When it comes to a property settlement during divorce, there is a major need for transparency to ensure that the division of marital assets and liabilities results in a fair outcome. The law has enshrined the legal obligation for full and frank disclosure of all assets that might form part of the matrimonial “pool”. But sometimes, there can be a deliberate failure by a spouse to disclose some assets, or action taken by a spouse to have assets “disappear” until after a settlement is finalised. What are some of the ways this can happen, and what can you do about hidden financial assets in divorce? Let’s take a look.
In relation to financial matters, full and frank disclosure means providing all information regarding income and other sources of earnings, property and other asserts, family trusts, companies and other structure. Any property disposal (whether by sale, transfer, assignment or gift) made since separation must also be disclosed. The duty to disclosure usually includes providing your ex with copies of your financial documents including tax returns, bank statements, pay slips and superannuation statements.
Under new laws this year, the Australian Taxation Office can also provide information on superannuation accounts to divorcing couples, making it much harder to hide superannuation.
What happens if you don’t fully disclose?
If a party doesn’t comply with the duty of disclosure or files false information and this is then discovered, courts have the discretion to do a number of things, including order costs against that party or even fining or imprisoning a party who is found guilty of contempt of court for their failure to disclose documents.
A non-fully disclosing spouse will find a court judges their overall credibility harshly. The non-discloser can find themselves penalised in the property settlement because of the suspicions that there are other assets or income which haven’t been disclosed. The other spouse might be given more of what is visible and readily available simply because the true picture may never be known.
How do people hide assets?
There are variety of methods, some more creative than others.
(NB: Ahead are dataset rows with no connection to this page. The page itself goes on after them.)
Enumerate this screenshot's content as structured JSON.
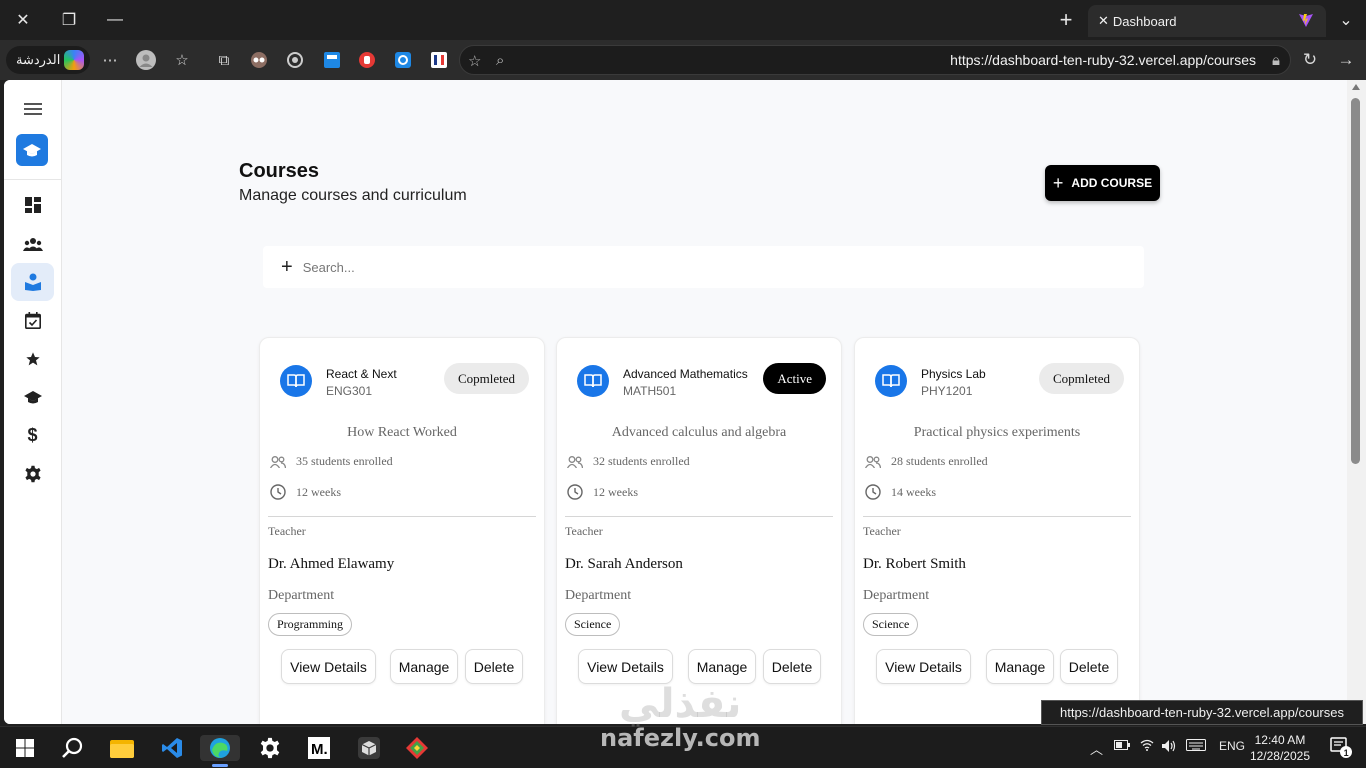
{
  "browser": {
    "tab_title": "Dashboard",
    "chat_label": "الدردشة",
    "url": "https://dashboard-ten-ruby-32.vercel.app/courses",
    "status_url": "https://dashboard-ten-ruby-32.vercel.app/courses"
  },
  "page": {
    "title": "Courses",
    "subtitle": "Manage courses and curriculum",
    "add_button": "ADD COURSE",
    "search_placeholder": "Search..."
  },
  "sidebar": {
    "items": [
      "menu",
      "dashboard",
      "users",
      "courses",
      "schedule",
      "favorites",
      "graduates",
      "finance",
      "settings"
    ],
    "active": "courses",
    "accent": "#1f7ae0"
  },
  "labels": {
    "teacher": "Teacher",
    "department": "Department",
    "view_details": "View Details",
    "manage": "Manage",
    "delete": "Delete"
  },
  "courses": [
    {
      "name": "React & Next",
      "code": "ENG301",
      "status": "Copmleted",
      "description": "How React Worked",
      "students": "35 students enrolled",
      "duration": "12 weeks",
      "teacher": "Dr. Ahmed Elawamy",
      "department": "Programming"
    },
    {
      "name": "Advanced Mathematics",
      "code": "MATH501",
      "status": "Active",
      "description": "Advanced calculus and algebra",
      "students": "32 students enrolled",
      "duration": "12 weeks",
      "teacher": "Dr. Sarah Anderson",
      "department": "Science"
    },
    {
      "name": "Physics Lab",
      "code": "PHY1201",
      "status": "Copmleted",
      "description": "Practical physics experiments",
      "students": "28 students enrolled",
      "duration": "14 weeks",
      "teacher": "Dr. Robert Smith",
      "department": "Science"
    }
  ],
  "taskbar": {
    "language": "ENG",
    "time": "12:40 AM",
    "date": "12/28/2025",
    "notifications": "1"
  },
  "watermark": {
    "arabic": "نفذلي",
    "latin": "nafezly.com"
  }
}
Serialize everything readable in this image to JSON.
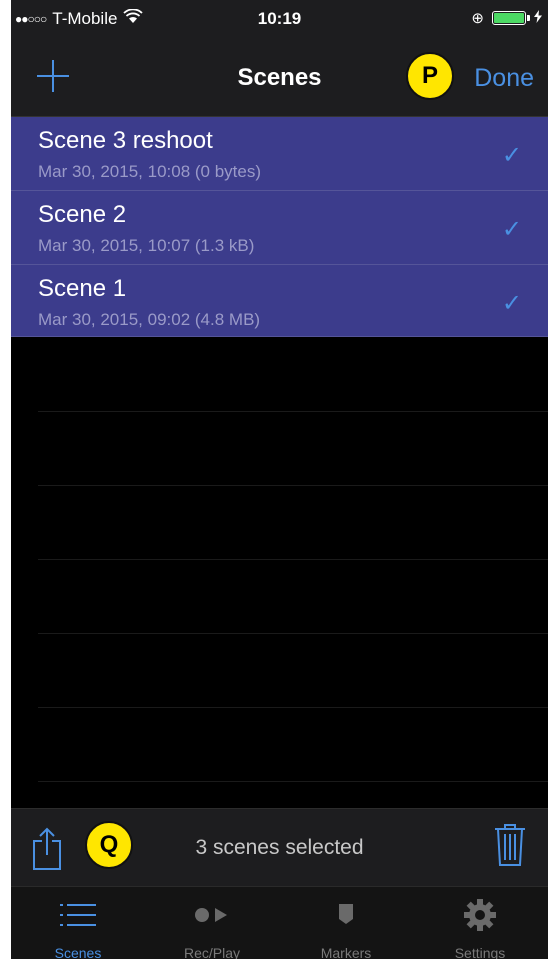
{
  "status_bar": {
    "signal": "●●○○○",
    "carrier": "T-Mobile",
    "time": "10:19",
    "lock_glyph": "⊕"
  },
  "nav": {
    "title": "Scenes",
    "done_label": "Done",
    "badge_label": "P"
  },
  "scenes": [
    {
      "name": "Scene 3 reshoot",
      "meta": "Mar 30, 2015, 10:08  (0 bytes)",
      "selected": true
    },
    {
      "name": "Scene 2",
      "meta": "Mar 30, 2015, 10:07  (1.3 kB)",
      "selected": true
    },
    {
      "name": "Scene 1",
      "meta": "Mar 30, 2015, 09:02  (4.8 MB)",
      "selected": true
    }
  ],
  "check_glyph": "✓",
  "action_bar": {
    "selected_text": "3 scenes selected",
    "badge_label": "Q"
  },
  "tabs": [
    {
      "label": "Scenes",
      "icon": "list-icon",
      "active": true
    },
    {
      "label": "Rec/Play",
      "icon": "record-play-icon",
      "active": false
    },
    {
      "label": "Markers",
      "icon": "marker-icon",
      "active": false
    },
    {
      "label": "Settings",
      "icon": "gear-icon",
      "active": false
    }
  ],
  "colors": {
    "accent": "#4a90e2",
    "selection": "#3c3c8c",
    "badge": "#ffe600"
  }
}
These might include:
- Reducing bank account balances by buying new assets or making loans to family/friends which are intended to be repaid after the settlement is finalised.
- Outright gifts to friends and family
- Having employers delay payment of commissions, bonuses or incentives so that they aren’t accounted for during the settlement.
- Deliberately underreporting income
- Manipulation of financial records or company books (eg. in a family business) to appear less profitable
- Investing money in a new business, such as by creating a similar business in someone else’s name and draining the existing business of assets and clients (though this can be hard to hide since there is typically a need to borrow).
- Undervaluing assets
- Trying to hide money in cryptocurrencies
- Trying to hide money in trusts
- Moving assets off-shore so they are harder to trace
- Stashing cash or other valuables in safe deposit boxes, or even under the bed
What can you do to protect your interests?
Experts say prevention is the best cure, and therefore to take an active interest in your marital finances both when things are going well and if things are headed towards divorce. You’ll be much better placed to notice anything unusual going on.
You should be alert to situations where your ex has become very vague about certain aspects of finances, or has made any moves to restrict you or block you from being involved with a particular financial matter. Sometimes, it can be that in your marriage, your ex played a more controlling role in relation to finances and already limited your involvement in certain areas. So don’t be afraid to seek professional advice.
Family lawyers can advise you on any steps you need to take to protect assets and prevent disposal of them, and to identify assets a spouse might be trying to hide. They will help you get a full and accurate picture of you and your ex’s finances and help you work out if you have any legitimate reasons for concern or suspicion.
You might also hire a forensic accountant, who can investigate irregularities in spending, both personal and business. This can be an expensive process so you’ll need to weigh up whether the investment of time and funds to try to pursue hidden assets is worth it.
If you have any concerns over disclosure in your divorce, please call Canberra family lawyer Cristina Huesch or one of our other experienced solicitors here at Alliance Family Law on (02) 6223 2400.
Please note our blogs are not legal advice. For information on how to obtain the correct legal advice, please contact Alliance Family Law.
Read the Federal Circuit and Family Court of Australia’s factsheet on the duty of disclosure.